- DESCRIPTION OF THE TASK
Check every line below, and copy those that include "text".

- DATA FOR PROCESSING
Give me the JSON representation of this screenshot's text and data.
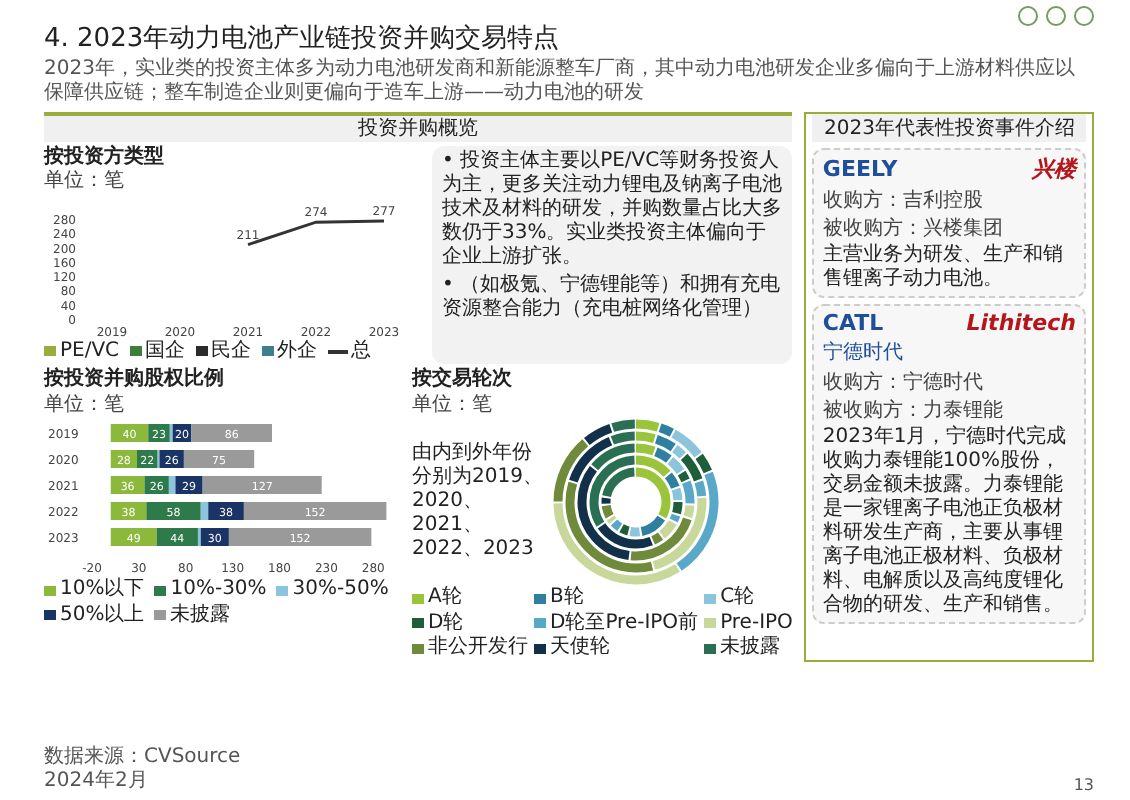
{
  "title": "4. 2023年动力电池产业链投资并购交易特点",
  "subtitle": "2023年，实业类的投资主体多为动力电池研发商和新能源整车厂商，其中动力电池研发企业多偏向于上游材料供应以保障供应链；整车制造企业则更偏向于造车上游——动力电池的研发",
  "overview": {
    "header": "投资并购概览",
    "by_investor": {
      "title": "按投资方类型",
      "unit": "单位：笔",
      "chart_data": {
        "type": "line",
        "categories": [
          "2019",
          "2020",
          "2021",
          "2022",
          "2023"
        ],
        "yticks": [
          0,
          40,
          80,
          120,
          160,
          200,
          240,
          280
        ],
        "ylim": [
          0,
          280
        ],
        "series": [
          {
            "name": "总",
            "color": "#333333",
            "values": [
              null,
              null,
              211,
              274,
              277
            ]
          }
        ],
        "data_labels": true
      },
      "legend": [
        {
          "label": "PE/VC",
          "color": "#9aad3c"
        },
        {
          "label": "国企",
          "color": "#3e7d3a"
        },
        {
          "label": "民企",
          "color": "#2b2b2b"
        },
        {
          "label": "外企",
          "color": "#3f7f8c"
        }
      ]
    },
    "bullets": [
      "• 投资主体主要以PE/VC等财务投资人为主，更多关注动力锂电及钠离子电池技术及材料的研发，并购数量占比大多数仍于33%。实业类投资主体偏向于企业上游扩张。",
      "• （如极氪、宁德锂能等）和拥有充电资源整合能力（充电桩网络化管理）"
    ],
    "by_equity": {
      "title": "按投资并购股权比例",
      "unit": "单位：笔",
      "chart_data": {
        "type": "bar",
        "orientation": "horizontal",
        "stacked": true,
        "categories": [
          "2019",
          "2020",
          "2021",
          "2022",
          "2023"
        ],
        "xlim": [
          -20,
          300
        ],
        "xticks": [
          -20,
          30,
          80,
          130,
          180,
          230,
          280
        ],
        "series": [
          {
            "name": "10%以下",
            "color": "#8cb83c",
            "values": [
              40,
              28,
              36,
              38,
              49
            ]
          },
          {
            "name": "10%-30%",
            "color": "#2f7a4a",
            "values": [
              23,
              22,
              26,
              58,
              44
            ]
          },
          {
            "name": "30%-50%",
            "color": "#8cc4dc",
            "values": [
              3,
              2,
              7,
              8,
              3
            ]
          },
          {
            "name": "50%以上",
            "color": "#1a3466",
            "values": [
              20,
              26,
              29,
              38,
              30
            ]
          },
          {
            "name": "未披露",
            "color": "#9a9a9a",
            "values": [
              86,
              75,
              127,
              152,
              152
            ]
          }
        ],
        "value_labels": [
          [
            "40",
            "28",
            "36",
            "38",
            "49"
          ],
          [
            "23",
            "22",
            "26",
            "58",
            "44"
          ],
          [
            null,
            null,
            null,
            null,
            null
          ],
          [
            "20",
            "26",
            "29",
            "38",
            "30"
          ],
          [
            "86",
            "75",
            "127",
            "152",
            "152"
          ]
        ]
      }
    },
    "by_round": {
      "title": "按交易轮次",
      "unit": "单位：笔",
      "note": "由内到外年份分别为2019、2020、2021、2022、2023",
      "legend": [
        {
          "label": "A轮",
          "color": "#9ac43c"
        },
        {
          "label": "B轮",
          "color": "#2e7fa0"
        },
        {
          "label": "C轮",
          "color": "#8cc4dc"
        },
        {
          "label": "D轮",
          "color": "#1e5e3a"
        },
        {
          "label": "D轮至Pre-IPO前",
          "color": "#5aa8c8"
        },
        {
          "label": "Pre-IPO",
          "color": "#c8d89a"
        },
        {
          "label": "非公开发行",
          "color": "#6e8a3a"
        },
        {
          "label": "天使轮",
          "color": "#12304a"
        },
        {
          "label": "未披露",
          "color": "#2a6f54"
        }
      ]
    }
  },
  "events": {
    "header": "2023年代表性投资事件介绍",
    "cards": [
      {
        "logos": [
          "GEELY",
          "兴楼"
        ],
        "acquirer": "收购方：吉利控股",
        "target": "被收购方：兴楼集团",
        "text": "主营业务为研发、生产和销售锂离子动力电池。"
      },
      {
        "logos": [
          "CATL",
          "Lithitech"
        ],
        "logo_sub": "宁德时代",
        "acquirer": "收购方：宁德时代",
        "target": "被收购方：力泰锂能",
        "text": "2023年1月，宁德时代完成收购力泰锂能100%股份，交易金额未披露。力泰锂能是一家锂离子电池正负极材料研发生产商，主要从事锂离子电池正极材料、负极材料、电解质以及高纯度锂化合物的研发、生产和销售。"
      }
    ]
  },
  "source": "数据来源：CVSource",
  "date": "2024年2月",
  "page": "13"
}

- RESULT OF THE TASK
Give me the JSON representation of this screenshot's text and data.
        "text": "主营业务为研发、生产和销售锂离子动力电池。"
        "text": "2023年1月，宁德时代完成收购力泰锂能100%股份，交易金额未披露。力泰锂能是一家锂离子电池正负极材料研发生产商，主要从事锂离子电池正极材料、负极材料、电解质以及高纯度锂化合物的研发、生产和销售。"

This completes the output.